[Source material]

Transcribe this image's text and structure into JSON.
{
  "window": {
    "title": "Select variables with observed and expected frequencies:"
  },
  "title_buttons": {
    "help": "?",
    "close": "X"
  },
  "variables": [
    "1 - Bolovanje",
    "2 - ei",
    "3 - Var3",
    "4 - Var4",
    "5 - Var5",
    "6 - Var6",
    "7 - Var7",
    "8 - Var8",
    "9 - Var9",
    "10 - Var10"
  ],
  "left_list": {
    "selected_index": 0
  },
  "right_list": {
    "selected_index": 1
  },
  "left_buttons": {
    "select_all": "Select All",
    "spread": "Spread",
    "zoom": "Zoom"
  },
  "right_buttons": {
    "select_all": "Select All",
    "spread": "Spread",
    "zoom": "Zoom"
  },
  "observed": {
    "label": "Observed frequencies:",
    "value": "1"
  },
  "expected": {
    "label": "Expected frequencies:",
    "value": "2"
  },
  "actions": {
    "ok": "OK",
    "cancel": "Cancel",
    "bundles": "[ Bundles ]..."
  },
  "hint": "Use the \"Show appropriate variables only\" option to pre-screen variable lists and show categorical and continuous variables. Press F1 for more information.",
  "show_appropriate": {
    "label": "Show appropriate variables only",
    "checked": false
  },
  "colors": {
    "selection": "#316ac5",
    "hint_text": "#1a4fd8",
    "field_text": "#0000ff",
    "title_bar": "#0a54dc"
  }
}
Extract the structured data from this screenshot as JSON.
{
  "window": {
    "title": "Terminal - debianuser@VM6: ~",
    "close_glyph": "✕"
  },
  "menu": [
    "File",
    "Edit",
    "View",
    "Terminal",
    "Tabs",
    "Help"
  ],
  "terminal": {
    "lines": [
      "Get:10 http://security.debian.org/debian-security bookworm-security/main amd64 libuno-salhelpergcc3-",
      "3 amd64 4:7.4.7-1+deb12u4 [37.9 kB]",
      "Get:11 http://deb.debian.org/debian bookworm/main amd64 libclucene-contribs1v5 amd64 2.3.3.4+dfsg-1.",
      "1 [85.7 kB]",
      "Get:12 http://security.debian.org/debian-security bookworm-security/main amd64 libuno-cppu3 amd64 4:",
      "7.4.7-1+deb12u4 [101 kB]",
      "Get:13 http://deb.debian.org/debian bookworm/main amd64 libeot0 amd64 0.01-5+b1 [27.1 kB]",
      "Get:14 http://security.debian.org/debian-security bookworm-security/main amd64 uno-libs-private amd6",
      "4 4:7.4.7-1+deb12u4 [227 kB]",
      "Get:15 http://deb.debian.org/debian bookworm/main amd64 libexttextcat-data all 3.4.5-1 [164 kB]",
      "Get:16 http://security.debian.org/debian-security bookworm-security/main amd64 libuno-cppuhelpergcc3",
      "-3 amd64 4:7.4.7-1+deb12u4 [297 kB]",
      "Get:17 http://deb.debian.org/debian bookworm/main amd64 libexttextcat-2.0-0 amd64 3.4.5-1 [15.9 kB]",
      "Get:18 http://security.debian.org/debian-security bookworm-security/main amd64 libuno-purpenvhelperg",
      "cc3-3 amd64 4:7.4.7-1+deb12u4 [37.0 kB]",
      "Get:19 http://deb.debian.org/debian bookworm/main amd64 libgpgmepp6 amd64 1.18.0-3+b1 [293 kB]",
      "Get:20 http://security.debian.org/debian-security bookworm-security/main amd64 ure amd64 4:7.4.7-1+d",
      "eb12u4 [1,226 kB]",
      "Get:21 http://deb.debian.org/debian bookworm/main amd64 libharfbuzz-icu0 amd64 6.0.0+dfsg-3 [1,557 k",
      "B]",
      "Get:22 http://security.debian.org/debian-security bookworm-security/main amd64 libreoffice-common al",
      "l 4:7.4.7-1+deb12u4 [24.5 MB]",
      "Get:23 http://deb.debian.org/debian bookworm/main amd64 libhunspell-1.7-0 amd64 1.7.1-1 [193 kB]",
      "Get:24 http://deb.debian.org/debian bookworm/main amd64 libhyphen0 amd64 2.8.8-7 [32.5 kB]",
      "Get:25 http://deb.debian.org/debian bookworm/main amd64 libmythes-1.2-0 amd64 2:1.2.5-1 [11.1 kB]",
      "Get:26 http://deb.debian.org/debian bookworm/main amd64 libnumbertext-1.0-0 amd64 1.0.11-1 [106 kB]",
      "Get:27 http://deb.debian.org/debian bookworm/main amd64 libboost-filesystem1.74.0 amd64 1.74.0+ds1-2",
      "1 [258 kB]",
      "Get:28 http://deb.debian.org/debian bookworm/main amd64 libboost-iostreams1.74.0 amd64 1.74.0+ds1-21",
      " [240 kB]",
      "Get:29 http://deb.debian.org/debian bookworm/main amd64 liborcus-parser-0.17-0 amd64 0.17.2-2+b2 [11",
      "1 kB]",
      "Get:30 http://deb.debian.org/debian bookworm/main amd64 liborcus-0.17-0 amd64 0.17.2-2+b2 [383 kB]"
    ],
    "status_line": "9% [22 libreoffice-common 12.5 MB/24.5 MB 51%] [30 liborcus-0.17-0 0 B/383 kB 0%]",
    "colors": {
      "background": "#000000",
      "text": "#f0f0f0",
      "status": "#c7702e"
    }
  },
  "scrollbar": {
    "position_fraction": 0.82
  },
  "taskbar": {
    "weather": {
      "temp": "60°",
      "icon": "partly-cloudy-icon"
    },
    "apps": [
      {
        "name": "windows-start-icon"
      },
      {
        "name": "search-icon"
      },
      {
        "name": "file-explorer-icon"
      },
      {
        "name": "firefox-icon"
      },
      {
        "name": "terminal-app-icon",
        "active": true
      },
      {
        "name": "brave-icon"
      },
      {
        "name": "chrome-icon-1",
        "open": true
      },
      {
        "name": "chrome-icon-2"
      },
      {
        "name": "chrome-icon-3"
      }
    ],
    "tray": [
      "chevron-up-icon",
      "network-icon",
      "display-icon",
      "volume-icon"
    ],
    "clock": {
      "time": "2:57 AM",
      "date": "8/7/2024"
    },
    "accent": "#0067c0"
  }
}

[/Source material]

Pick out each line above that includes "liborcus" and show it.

*Answer to the problem*
      "Get:29 http://deb.debian.org/debian bookworm/main amd64 liborcus-parser-0.17-0 amd64 0.17.2-2+b2 [11",
      "Get:30 http://deb.debian.org/debian bookworm/main amd64 liborcus-0.17-0 amd64 0.17.2-2+b2 [383 kB]"
    "status_line": "9% [22 libreoffice-common 12.5 MB/24.5 MB 51%] [30 liborcus-0.17-0 0 B/383 kB 0%]",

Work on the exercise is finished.